I’m about to lean back against the uncomfortable leather seat when I catch sight of it – the well for which the place is named. I should think more on it, for it’s the thing, the thing connected to my true purpose, but I am distracted by the tree beside it: I think I see a man. He stands, cruciform, against the alder trunk, arms stretched along branches, held in place with vines, which may be mistletoe. Green barbs and braces and ropes, not just holding him upright, but breaching his flesh, moving through his skin, making merry with his limbs, melding with muscles and veins. His head is cocked to one side, eyes closed, then open, then closed again. I blink and all is gone, there is just the tree alone, strangled by devil’s fuge.
My comrades have taken no notice of our surrounds, but continue to chatter amongst themselves. Adia and Serafine worry at the pintucks of their grey blouses, rearrange the folds of their long charcoal skirts, check that their buttoned black boots are polished to a high shine. Sweet-faced Veronica turns to me and reties the thin forest green ribbon encircling my collar, trying to make it sit flat, trying to make it neat and perfect. But, with our acquaintance so short, she cannot yet know that I defy tidiness: a freshly pressed shirt, skirt or dress coming near me will develop wrinkles in the blink of an eye; a clean apron will attract smudges and stains as soon as it is tied about my waist; a shoe, having barely touched my foot, will scuff itself and a beribboned sandal will snap its straps as soon as look at me. My hair is a mass of – well, not even curls, but waves, awkward, thick, choppy, rebellious waves of deepest fox-red that will consent to brushing once a week and no more, lest it turn into a halo of frizz. I suspect it never really recovered from being shaved off for the weaving of Mother’s shroud; I seem to recall before then it was quite tame, quite straight. And, despite my best efforts, beneath my nails can still be seen the half-moons of indigo ink I mixed for the marginalia Mater Friðuswith needed done before I left. It will fade, but slowly.

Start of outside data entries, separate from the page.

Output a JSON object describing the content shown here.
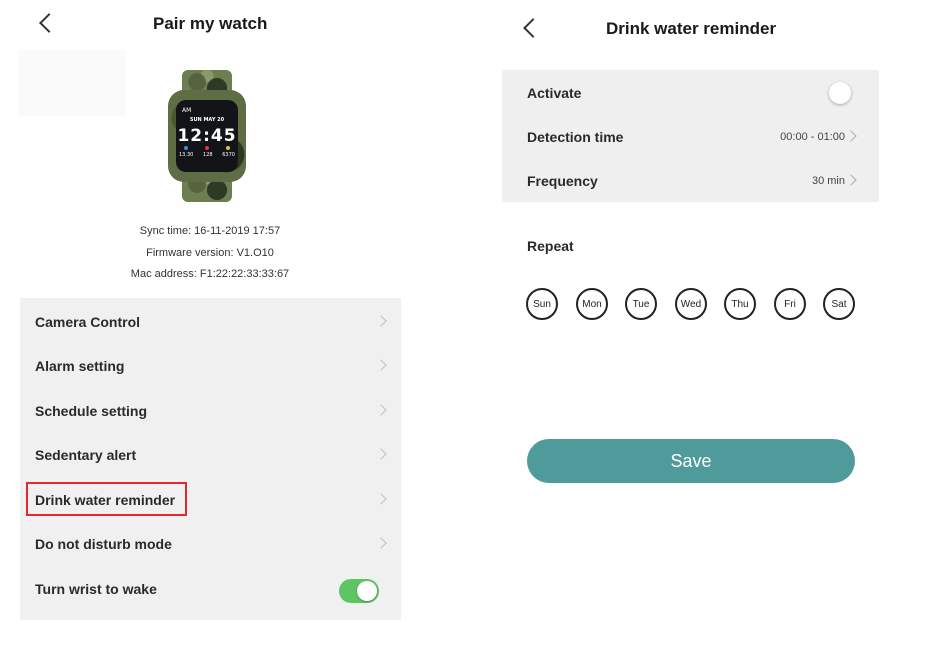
{
  "left_screen": {
    "title": "Pair my watch",
    "watch_display": {
      "am": "AM",
      "date": "SUN MAY 20",
      "time": "12:45",
      "stats": [
        "13.30",
        "128",
        "6370"
      ]
    },
    "info": {
      "sync": "Sync time: 16-11-2019 17:57",
      "firmware": "Firmware version: V1.O10",
      "mac": "Mac address: F1:22:22:33:33:67"
    },
    "menu": [
      {
        "label": "Camera Control"
      },
      {
        "label": "Alarm setting"
      },
      {
        "label": "Schedule setting"
      },
      {
        "label": "Sedentary alert"
      },
      {
        "label": "Drink water reminder",
        "highlighted": true
      },
      {
        "label": "Do not disturb mode"
      },
      {
        "label": "Turn wrist to wake",
        "toggle": "on"
      }
    ]
  },
  "right_screen": {
    "title": "Drink water reminder",
    "activate": {
      "label": "Activate",
      "toggle": "off"
    },
    "detection_time": {
      "label": "Detection time",
      "value": "00:00 - 01:00"
    },
    "frequency": {
      "label": "Frequency",
      "value": "30 min"
    },
    "repeat_label": "Repeat",
    "days": [
      "Sun",
      "Mon",
      "Tue",
      "Wed",
      "Thu",
      "Fri",
      "Sat"
    ],
    "save_label": "Save"
  },
  "colors": {
    "accent_teal": "#4f9a9a",
    "toggle_green": "#5dc562",
    "highlight_red": "#e0282d",
    "panel_gray": "#f0f0f0"
  },
  "icons": [
    "back-arrow-icon",
    "chevron-right-icon",
    "toggle-switch"
  ]
}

The carriage gives a bump and a thump as it pulls off the packed earth of the main road and takes to a trail barely discernable through over-long grass. It almost interrupts Adia in her telling of the new bride who, so anxious to be done with her duty, plunged one of her pearl-tipped, steel-reinforced veil-pins into her new husband’s heart before ‘Volo’ had barely left his lips. The wheels might protest at water-filled ruts, large stones and the like in their path, but the driver knows this thoroughfare well despite its camouflage; he directs the nimble horses to swerve so they avoid any obstacles. On both sides, the trees rushing past are many and dense. It is seems a painfully long time before the house shows itself as we take the curved drive at increased speed, as if the coachman is determined to tip us all out as soon as possible and get himself back home to Alder’s Well.